During that same year, the State Council issued a positioning paper on the reutilization of animal manure, specifying that a reutilization system will be well established by 2020 and 75% of the resource generated will be recycled. A 5-billion-Yuan governmental investment was spent on the recycling facilities in 204 counties. A lot of leading animal farming enterprises have engaged in organic fertilizer business, as a way of seeking new profit growth but also as a way of waste disposal.
Moreover, China offered comprehensive subsidies to the value chain including growers, animal farmers, organic fertilizer producers and fertilizer circulation enterprises, particularly the fertilizer production enterprises enjoying a tax rebate.
The cycling economy proved to be an effective approach to reduce agricultural pollutants in China.
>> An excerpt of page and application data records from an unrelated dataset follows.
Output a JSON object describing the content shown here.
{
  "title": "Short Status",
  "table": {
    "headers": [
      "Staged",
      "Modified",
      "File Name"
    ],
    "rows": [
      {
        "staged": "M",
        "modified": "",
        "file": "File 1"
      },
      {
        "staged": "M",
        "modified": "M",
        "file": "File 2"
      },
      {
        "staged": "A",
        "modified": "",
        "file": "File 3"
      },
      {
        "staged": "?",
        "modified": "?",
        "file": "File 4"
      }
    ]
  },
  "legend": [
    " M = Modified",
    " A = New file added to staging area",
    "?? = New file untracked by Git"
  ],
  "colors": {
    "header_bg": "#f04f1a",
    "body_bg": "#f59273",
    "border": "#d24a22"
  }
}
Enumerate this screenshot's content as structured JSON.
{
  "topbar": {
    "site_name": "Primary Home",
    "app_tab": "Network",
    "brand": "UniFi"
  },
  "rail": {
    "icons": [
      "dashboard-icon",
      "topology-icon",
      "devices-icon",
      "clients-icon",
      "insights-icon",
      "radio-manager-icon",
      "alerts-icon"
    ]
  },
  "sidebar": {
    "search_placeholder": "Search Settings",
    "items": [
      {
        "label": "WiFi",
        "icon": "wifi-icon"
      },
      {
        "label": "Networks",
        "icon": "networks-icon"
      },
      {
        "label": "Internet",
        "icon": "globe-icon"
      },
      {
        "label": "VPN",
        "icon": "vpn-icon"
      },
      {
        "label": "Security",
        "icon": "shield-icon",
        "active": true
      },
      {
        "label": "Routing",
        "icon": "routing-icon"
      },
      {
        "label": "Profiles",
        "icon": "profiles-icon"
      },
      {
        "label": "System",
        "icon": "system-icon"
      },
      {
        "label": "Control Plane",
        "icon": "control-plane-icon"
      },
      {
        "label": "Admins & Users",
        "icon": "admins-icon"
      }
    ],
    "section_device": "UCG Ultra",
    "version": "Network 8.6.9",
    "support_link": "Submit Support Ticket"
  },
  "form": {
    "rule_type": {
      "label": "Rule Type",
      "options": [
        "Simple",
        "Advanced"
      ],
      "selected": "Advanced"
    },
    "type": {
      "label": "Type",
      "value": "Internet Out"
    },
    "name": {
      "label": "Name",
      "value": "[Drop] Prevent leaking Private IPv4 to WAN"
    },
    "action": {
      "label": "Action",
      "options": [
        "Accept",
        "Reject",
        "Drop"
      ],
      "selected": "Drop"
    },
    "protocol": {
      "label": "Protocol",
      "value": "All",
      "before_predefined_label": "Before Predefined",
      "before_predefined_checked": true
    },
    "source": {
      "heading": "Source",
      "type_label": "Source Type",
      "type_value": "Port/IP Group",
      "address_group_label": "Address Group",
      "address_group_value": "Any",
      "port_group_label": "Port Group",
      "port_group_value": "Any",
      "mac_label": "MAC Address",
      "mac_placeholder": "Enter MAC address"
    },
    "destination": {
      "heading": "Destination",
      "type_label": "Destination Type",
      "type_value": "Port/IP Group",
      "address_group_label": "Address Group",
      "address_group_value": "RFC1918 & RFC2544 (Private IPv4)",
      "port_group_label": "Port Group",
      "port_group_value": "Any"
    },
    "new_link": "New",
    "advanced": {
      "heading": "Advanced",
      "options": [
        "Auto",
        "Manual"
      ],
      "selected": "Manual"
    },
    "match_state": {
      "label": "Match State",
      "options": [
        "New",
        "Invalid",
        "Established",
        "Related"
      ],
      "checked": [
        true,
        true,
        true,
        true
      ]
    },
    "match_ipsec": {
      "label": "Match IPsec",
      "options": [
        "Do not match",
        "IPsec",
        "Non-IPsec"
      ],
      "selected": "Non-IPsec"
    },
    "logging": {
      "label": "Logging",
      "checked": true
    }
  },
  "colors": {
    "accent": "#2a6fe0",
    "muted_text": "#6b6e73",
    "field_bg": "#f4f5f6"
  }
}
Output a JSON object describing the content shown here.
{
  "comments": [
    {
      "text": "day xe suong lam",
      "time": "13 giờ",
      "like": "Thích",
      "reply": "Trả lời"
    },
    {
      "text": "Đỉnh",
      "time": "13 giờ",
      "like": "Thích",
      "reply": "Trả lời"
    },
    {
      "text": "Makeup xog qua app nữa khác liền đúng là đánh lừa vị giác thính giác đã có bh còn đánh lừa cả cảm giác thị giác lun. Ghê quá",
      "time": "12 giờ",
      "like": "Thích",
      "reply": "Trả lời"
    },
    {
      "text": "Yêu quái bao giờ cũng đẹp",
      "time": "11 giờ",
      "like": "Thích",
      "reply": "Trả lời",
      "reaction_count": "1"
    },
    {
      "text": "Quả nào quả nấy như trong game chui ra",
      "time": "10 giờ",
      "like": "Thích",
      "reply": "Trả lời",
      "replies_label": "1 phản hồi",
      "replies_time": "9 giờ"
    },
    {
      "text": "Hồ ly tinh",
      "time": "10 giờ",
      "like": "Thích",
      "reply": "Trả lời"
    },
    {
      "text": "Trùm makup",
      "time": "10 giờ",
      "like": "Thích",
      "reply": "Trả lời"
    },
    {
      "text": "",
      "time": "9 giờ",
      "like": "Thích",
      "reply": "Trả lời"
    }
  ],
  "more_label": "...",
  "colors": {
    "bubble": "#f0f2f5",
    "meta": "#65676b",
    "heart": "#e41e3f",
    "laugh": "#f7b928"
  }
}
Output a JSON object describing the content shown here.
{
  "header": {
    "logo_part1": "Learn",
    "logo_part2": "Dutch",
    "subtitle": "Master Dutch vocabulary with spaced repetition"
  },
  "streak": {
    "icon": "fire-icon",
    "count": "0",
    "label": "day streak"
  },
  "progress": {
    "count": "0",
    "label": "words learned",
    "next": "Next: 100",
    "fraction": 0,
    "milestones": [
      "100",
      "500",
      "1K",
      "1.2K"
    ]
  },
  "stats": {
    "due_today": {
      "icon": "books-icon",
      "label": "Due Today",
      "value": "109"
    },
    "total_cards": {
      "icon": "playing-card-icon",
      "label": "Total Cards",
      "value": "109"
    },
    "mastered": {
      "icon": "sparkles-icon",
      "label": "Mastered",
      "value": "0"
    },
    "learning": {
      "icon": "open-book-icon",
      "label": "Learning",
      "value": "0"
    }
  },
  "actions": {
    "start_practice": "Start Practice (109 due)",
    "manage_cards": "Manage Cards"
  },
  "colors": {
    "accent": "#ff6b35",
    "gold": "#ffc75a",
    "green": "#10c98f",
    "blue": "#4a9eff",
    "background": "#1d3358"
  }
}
During the chemical fertilizer substitution initiative, the organic fertilizers added in 100 counties were roughly the nutrients obtained from 20 million tons of animal manure. Take Jiangsu for example, a one-year substitution in 4 counties has increased the organic fertilizer usage by at least 30% and the reutilization rate by 5%.
At a news briefing in June 2020, MoARA spokesman revealed that the Ministry will continue to broaden the substitution initiative:
- Yangtze River economic zone and Yellow River valley will be prioritized and the crop range will be expanded from apple, citrus, vegetable and tea to other cash and local-featured crops;
- To carry out the reutilization campaign in 685 animal-farming counties;
- 63 counties will be newly designated as the pilot sites of chemical-organic fertilizer substitution and the coverage increased will be at least 84,000 hectares, where the chemical fertilizer usage should be reduced by at least 15% and organic fertilizer input should be increased by at least 20%.
Another noticeable feature of China’s fertilizer market is the role of microbial fertilizers. According to a MoARA expert responsible of fertilizer registration, China’s microbial fertilizer market has doubled to over 30 billion Yuan in recent 5 years and is expected to grow at a compounded annual growth rate of 10% in the next decade, mainly focused on characteristic functioning products such as soil amendments and seed-coating stimulants.
Organic fertilizers are also an indispensable input for organic agriculture, which is strongly promoted and fast-growing in China. China is the fourth largest consumer of organic food in the world after the US, Germany and Japan while Japan, EU and the United States are the top 3 export designations of China’s organic food. The acreage of organic plantation in China has grown five-fold since 2005, covering an area of 3.1 million hectares. From the perspective of organic farmland, China is the third largest organic grower after Australia and Argentina. But there has been a profound mismatch between China’s organic farming and nutrient input: the utilization percentage of organic fertilizers is 46% in the United States, 60% in German, 37% in France, 55% in Australia, 60% in Canada, 48% in South Korea and as high as 76% in Japan. Organic farming can also offer attractive investment options to early movers.